  1. ^ A b F. Arndt (Department WD 2): On the categorization of conflicts under international law. (PDF) In: Scientific Services of the German Bundestag , June 28, 2010, p. 1 , accessed on April 13, 2015 (71 kB).
  2. ^ Gerhard Werle : International Criminal Law . 2., rework. Edition. Mohr Siebeck , Tübingen 2007, ISBN 978-3-16-149372-0 , p. 403 (728 pages; hardback ).
  3. Wolfgang Vitzthum (Ed.): Völkerrecht (=  de Gruyter textbook ). 4., rework. Edition. WdeG law, Berlin 2007, ISBN 978-3-89949-425-9 , p. 720 (756 pages; paperback ).
  4. ^ F. Arndt (Department WD 2): On the categorization of conflicts under international law. (PDF) In: Scientific Services of the German Bundestag , June 28, 2010, p. 2 , accessed on December 9, 2016 (71 kB).
  5. See Karl Habsburg in Gerold Keusch "Cultural Protection in the Era of Identity Wars" in Troop Service - Magazine of the Austrian Armed Forces of October 24, 2018.
  6. See also Karl von Habsburg on a mission in Lebanon. Retrieved July 19, 2019 .
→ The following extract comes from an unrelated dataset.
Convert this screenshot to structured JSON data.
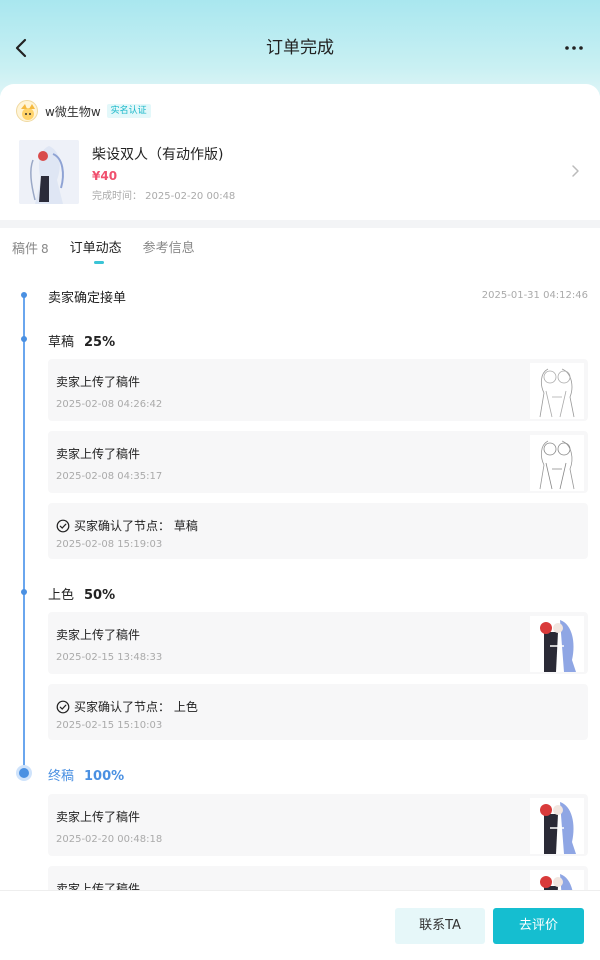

  7. [n. b.] In: Helmut Schmidt , Josef Joffe (ed.): DIE ZEIT . No. 01/2002 . Zeitverlag Gerd Bucerius , December 27, 2001, ISSN  0044-2070 ( Edition 01/2002: Article overview. In: ZEIT ONLINE. [Accessed on April 13, 2015]).